To facilitate handling and wrapping, these binders are used at a temperature similar to that used for conventional binders. Therefore, when manufacturing the mixture, the reduced aggregate heating temperature is what results in the lower final temperature of the mixture.

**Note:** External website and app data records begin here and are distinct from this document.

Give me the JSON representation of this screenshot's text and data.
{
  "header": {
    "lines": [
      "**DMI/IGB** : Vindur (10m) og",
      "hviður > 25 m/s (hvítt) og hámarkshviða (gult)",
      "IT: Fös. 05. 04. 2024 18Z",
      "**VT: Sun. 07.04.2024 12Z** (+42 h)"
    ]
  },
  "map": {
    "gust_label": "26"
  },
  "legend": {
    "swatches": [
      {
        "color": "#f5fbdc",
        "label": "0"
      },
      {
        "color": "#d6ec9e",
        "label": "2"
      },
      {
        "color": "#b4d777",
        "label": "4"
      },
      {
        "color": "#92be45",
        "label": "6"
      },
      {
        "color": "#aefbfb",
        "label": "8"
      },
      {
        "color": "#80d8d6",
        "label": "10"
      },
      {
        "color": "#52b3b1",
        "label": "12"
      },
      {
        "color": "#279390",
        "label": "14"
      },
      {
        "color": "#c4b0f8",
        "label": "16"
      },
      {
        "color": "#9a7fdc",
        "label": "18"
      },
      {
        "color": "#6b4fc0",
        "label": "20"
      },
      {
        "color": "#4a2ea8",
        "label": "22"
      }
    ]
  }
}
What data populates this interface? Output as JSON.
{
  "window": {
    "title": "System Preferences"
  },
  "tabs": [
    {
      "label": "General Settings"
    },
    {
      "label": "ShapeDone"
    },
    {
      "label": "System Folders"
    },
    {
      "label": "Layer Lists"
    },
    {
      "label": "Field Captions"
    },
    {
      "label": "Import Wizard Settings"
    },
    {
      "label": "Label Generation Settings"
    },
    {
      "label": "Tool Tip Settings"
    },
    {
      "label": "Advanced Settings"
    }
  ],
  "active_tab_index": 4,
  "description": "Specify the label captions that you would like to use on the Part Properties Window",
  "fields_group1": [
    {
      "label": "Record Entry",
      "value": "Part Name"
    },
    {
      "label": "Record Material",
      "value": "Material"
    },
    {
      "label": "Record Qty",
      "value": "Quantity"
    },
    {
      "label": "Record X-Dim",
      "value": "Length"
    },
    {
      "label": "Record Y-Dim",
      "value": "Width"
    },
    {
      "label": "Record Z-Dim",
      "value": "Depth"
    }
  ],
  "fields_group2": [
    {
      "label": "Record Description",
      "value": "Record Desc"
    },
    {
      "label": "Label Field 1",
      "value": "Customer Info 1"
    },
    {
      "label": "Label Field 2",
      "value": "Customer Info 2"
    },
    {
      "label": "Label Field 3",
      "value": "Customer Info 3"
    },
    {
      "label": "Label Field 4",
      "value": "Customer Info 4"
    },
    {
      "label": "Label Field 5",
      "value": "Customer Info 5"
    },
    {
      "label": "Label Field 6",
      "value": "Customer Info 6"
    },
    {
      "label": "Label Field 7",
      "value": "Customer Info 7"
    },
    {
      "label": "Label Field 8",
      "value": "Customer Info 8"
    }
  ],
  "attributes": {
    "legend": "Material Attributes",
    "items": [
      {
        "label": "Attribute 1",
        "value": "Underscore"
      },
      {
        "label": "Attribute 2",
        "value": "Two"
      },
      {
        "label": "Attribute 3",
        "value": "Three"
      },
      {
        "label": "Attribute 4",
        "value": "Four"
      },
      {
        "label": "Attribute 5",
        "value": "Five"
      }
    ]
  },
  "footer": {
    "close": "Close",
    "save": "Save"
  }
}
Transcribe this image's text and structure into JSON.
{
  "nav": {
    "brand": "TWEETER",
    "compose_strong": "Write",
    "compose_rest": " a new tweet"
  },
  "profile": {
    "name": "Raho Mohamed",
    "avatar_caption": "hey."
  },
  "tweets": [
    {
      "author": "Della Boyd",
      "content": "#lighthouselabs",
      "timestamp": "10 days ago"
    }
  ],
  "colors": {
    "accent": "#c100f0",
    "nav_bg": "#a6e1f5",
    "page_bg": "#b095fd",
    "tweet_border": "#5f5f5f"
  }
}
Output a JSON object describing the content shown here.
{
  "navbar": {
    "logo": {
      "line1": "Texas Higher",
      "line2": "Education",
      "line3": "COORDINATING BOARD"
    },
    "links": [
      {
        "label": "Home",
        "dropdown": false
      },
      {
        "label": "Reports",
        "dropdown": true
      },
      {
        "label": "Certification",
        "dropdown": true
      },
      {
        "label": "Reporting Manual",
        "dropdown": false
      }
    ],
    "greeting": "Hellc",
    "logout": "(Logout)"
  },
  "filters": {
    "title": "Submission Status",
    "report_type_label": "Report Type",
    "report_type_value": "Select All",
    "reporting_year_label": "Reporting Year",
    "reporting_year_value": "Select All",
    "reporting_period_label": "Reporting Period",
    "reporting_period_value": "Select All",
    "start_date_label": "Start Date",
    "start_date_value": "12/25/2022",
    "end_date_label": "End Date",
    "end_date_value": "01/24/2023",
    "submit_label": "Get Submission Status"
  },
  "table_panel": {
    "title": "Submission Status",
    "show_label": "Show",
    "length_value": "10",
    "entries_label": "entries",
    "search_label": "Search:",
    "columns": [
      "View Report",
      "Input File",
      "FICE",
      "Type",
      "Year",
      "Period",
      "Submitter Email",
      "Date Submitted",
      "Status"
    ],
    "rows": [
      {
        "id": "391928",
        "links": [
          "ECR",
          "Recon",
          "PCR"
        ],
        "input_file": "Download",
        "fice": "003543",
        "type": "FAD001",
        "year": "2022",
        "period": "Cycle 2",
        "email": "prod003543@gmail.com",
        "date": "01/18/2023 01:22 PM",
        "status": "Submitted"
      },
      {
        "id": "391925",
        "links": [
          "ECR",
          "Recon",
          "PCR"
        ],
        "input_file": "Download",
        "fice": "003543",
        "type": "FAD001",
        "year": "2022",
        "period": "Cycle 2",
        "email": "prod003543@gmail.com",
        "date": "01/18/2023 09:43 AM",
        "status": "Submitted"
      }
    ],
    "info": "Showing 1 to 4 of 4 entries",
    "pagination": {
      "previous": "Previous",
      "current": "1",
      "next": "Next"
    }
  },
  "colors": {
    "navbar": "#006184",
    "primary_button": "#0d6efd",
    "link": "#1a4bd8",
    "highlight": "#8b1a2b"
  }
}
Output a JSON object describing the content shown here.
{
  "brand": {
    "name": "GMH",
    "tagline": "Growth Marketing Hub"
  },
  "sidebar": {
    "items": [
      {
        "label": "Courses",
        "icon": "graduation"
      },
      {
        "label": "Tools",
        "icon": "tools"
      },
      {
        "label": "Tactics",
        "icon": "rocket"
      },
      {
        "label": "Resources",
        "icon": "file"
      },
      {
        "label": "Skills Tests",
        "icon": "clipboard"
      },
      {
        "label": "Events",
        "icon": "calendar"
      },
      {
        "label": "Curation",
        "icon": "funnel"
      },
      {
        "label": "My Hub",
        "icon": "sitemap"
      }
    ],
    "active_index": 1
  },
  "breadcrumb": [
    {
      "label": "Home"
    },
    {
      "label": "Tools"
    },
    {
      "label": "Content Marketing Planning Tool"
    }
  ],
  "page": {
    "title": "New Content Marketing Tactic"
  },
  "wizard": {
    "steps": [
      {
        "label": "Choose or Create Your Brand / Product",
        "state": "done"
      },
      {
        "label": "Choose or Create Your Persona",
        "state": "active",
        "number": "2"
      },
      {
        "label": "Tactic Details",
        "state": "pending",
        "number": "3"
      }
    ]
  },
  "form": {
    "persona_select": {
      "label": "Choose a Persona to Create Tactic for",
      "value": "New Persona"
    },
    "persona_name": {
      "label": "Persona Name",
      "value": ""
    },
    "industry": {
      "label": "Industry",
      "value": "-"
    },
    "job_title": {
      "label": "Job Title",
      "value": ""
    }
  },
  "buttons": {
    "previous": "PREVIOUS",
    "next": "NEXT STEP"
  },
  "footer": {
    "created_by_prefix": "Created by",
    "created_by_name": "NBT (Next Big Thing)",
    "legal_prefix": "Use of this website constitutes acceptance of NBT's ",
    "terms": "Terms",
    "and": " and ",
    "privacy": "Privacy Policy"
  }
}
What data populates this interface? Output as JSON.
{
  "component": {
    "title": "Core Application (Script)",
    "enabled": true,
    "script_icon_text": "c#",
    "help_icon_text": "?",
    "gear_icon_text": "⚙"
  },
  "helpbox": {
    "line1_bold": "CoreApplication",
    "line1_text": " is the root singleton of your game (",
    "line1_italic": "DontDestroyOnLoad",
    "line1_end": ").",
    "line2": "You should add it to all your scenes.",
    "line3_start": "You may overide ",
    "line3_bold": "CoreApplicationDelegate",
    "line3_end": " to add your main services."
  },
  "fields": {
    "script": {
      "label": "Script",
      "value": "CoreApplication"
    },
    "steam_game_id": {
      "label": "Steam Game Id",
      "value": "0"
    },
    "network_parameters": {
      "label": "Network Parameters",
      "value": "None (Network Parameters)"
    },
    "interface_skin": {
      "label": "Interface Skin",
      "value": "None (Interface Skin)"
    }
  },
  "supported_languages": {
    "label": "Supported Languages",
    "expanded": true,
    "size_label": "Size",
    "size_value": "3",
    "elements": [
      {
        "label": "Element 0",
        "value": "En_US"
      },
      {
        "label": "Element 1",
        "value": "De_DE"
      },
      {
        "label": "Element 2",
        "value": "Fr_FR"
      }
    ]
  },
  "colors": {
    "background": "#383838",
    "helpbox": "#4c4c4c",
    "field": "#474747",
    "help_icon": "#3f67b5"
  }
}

In the case of binders made with waxes, the handling and wrapping temperature can be reduced due to their lower viscosity.
In any case, at laboratory scale, it is advisable to keep the manufactured mixture in the oven for the time necessary to ensure that compacting is carried out at the desired temperature.
For a more detailed analysis of the work formula, it may be advisable to carry out a compactability study of the mixture in a gyratory compactor, and to analyze the workability of the mixture.
It should be taken into account that the type of compacting, at laboratory scale, and reduced ageing of the binder due to the lower manufacturing temperature of the mixture have an effect on the result of some tests, such as the track test (UNE-EN 12697). The results are relatively often lower than those obtained with similar hot mixtures, although, according to our experience, this has never led to plastic deformation on site, due to the higher compacting energy applied. In addition, semi-hot mixtures have the advantage of greater durability due to the lower degree of ageing of the binder.
In any case, it should be remembered that low-temperature mixtures require a specific design, meaning that adjustments in binder content and grain size may be necessary and beneficial with respect to conventional reference mixtures to ensure the best possible performance.